New definitions from the Canadian Food Inspection Agency have dramatically stretched what it means to eat local, according to an article in the Vancouver Sun. The updated guidelines says that any food produced in B.C. or within 50 kilometres of its borders is considered local.
In a province as large as B.C., this means that “local” produce and meat could be coming from thousands of kilometres away or even from other countries.
Vancouver eaters are already taking issue with the confusing change in terminology, which may alter the way products are labeled in grocery stores and on restaurant menus.
In the past, local food was defined by CFIA simply as anything produced within a 50-kilometre radius of where it was sold. This offered buyers assurances that their fruits, veggies, meats and cheeses were all grown or made in their own backyard and not shipped long distances.
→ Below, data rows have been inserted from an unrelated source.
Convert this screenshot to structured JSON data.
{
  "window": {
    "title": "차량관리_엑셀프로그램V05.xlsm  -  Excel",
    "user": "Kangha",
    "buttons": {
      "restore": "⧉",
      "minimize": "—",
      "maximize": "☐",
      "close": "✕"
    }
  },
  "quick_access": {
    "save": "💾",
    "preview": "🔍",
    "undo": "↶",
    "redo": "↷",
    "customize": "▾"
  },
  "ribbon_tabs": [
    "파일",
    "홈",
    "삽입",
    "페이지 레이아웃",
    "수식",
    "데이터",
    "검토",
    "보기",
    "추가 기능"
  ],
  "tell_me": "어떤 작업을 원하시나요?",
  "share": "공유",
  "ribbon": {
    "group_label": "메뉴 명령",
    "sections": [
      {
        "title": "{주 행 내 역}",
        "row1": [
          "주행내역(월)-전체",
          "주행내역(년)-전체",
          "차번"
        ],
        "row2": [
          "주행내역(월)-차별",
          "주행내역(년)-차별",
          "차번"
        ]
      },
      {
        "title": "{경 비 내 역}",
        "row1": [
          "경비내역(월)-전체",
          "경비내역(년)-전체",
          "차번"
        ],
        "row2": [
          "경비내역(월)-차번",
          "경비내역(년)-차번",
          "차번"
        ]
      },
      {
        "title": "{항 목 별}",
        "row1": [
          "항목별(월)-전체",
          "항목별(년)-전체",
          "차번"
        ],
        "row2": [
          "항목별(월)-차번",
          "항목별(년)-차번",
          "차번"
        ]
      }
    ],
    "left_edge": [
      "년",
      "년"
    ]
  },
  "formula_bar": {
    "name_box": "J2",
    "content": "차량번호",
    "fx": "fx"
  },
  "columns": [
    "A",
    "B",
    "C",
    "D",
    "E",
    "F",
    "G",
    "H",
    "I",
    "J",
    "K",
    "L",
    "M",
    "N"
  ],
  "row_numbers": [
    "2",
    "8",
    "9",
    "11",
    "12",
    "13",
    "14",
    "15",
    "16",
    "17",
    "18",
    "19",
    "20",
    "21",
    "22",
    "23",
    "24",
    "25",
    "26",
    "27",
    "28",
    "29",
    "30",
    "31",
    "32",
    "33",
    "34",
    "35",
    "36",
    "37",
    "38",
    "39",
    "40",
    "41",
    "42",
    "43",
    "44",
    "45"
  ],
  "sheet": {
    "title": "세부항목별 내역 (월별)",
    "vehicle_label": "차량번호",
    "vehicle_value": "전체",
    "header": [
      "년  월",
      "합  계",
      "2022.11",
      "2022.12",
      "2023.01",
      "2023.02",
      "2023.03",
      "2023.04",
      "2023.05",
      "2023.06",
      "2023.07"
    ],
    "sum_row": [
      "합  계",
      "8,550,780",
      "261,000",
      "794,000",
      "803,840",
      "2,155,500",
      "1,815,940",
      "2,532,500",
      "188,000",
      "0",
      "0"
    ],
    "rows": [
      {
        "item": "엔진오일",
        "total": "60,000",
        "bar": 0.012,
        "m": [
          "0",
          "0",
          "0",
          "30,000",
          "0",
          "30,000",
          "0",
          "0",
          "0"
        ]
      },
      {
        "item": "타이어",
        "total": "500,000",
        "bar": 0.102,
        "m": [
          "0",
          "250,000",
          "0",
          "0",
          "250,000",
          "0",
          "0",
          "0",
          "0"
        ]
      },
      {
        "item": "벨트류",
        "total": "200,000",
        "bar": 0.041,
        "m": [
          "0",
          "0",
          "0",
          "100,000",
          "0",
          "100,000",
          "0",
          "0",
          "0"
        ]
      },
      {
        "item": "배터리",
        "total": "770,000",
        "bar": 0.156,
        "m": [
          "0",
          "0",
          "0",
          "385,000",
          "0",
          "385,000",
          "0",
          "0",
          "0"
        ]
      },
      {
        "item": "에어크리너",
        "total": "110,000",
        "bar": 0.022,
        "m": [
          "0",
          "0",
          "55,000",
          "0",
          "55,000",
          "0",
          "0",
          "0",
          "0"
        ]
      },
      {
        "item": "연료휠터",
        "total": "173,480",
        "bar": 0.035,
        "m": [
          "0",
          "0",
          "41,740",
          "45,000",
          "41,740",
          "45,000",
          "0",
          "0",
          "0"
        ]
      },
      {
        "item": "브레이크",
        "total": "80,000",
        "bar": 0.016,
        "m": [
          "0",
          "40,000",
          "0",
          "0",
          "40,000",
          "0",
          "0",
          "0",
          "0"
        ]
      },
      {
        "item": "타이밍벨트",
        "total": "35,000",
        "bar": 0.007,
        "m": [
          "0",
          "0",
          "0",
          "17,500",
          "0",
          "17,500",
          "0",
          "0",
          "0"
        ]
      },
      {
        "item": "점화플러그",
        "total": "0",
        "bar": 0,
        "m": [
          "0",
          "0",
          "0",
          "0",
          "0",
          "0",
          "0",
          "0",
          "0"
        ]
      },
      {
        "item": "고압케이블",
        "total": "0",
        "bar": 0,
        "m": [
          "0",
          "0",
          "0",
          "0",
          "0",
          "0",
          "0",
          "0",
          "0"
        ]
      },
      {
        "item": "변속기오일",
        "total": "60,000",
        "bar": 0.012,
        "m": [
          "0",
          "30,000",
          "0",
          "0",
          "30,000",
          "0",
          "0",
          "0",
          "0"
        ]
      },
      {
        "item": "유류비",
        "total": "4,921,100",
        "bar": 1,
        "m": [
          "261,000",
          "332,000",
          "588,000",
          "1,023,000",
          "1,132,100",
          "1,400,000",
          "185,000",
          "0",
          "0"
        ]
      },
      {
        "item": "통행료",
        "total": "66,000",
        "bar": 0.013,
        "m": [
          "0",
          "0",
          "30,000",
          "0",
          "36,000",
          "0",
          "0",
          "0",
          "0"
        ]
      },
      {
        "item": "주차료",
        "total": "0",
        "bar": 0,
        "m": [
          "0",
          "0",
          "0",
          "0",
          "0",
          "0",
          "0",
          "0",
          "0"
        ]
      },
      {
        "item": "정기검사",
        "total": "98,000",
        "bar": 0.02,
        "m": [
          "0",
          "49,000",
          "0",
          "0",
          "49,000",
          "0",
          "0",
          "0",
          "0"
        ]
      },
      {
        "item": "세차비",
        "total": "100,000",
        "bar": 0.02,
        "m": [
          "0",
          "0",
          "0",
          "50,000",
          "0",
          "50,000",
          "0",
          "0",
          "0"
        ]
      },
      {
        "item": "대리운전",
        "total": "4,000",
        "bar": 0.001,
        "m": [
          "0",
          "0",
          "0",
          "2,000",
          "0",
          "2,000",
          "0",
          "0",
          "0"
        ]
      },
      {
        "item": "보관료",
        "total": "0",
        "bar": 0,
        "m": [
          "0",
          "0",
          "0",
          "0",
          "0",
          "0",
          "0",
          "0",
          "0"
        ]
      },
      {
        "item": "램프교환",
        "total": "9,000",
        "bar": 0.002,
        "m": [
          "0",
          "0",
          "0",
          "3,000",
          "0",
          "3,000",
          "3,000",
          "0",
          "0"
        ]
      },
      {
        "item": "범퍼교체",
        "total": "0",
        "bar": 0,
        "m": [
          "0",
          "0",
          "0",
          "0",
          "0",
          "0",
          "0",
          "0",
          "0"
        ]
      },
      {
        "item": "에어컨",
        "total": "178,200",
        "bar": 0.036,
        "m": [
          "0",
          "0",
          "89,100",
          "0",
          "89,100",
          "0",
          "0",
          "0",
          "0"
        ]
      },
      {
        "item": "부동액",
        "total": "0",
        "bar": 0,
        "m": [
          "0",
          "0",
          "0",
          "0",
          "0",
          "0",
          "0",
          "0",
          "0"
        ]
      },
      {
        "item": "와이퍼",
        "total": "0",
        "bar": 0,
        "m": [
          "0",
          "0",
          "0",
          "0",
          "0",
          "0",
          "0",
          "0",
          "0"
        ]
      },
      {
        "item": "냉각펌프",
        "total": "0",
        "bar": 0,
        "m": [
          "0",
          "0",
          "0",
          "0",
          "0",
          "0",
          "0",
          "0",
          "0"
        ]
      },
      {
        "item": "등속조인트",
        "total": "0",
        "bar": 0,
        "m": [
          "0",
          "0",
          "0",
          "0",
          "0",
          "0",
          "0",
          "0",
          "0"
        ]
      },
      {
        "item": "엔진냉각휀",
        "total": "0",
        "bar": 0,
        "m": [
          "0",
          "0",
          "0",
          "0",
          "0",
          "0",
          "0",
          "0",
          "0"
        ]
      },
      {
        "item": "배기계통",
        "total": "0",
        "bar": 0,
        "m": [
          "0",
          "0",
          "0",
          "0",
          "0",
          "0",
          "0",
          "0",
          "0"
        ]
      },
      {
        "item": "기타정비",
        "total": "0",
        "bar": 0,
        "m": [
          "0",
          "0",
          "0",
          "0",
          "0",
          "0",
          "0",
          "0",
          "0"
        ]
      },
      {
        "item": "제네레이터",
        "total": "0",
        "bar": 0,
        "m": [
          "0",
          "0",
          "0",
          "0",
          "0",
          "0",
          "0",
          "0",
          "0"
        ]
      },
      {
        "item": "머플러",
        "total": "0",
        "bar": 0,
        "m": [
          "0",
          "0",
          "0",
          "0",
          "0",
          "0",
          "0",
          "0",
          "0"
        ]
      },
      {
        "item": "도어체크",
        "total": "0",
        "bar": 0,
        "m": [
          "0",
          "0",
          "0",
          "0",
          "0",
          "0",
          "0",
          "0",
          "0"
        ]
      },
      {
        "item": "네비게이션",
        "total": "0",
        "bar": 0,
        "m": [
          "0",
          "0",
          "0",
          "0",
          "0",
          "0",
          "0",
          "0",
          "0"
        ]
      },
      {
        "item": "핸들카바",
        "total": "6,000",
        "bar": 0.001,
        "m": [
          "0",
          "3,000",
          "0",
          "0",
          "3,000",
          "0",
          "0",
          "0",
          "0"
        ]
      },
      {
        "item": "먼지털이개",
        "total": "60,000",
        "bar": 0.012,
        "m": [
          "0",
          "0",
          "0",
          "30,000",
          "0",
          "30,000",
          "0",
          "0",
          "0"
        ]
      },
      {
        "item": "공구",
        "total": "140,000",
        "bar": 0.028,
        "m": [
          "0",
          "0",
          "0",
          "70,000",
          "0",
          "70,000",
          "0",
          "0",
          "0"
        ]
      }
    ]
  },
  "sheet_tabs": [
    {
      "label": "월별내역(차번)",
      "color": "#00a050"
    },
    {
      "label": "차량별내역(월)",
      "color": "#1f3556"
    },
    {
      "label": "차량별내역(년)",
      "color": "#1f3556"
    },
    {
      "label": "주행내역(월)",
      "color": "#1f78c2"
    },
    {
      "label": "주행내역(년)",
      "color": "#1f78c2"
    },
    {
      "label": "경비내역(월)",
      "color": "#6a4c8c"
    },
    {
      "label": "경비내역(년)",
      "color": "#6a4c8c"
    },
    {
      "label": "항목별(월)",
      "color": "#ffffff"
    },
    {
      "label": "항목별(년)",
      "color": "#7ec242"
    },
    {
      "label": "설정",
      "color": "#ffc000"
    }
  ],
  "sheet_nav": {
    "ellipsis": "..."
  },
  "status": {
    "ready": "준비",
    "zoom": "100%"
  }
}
But that restrictive definition also created problems of its own. Continue reading:
“Local” Food Controversy Consumes Vancouver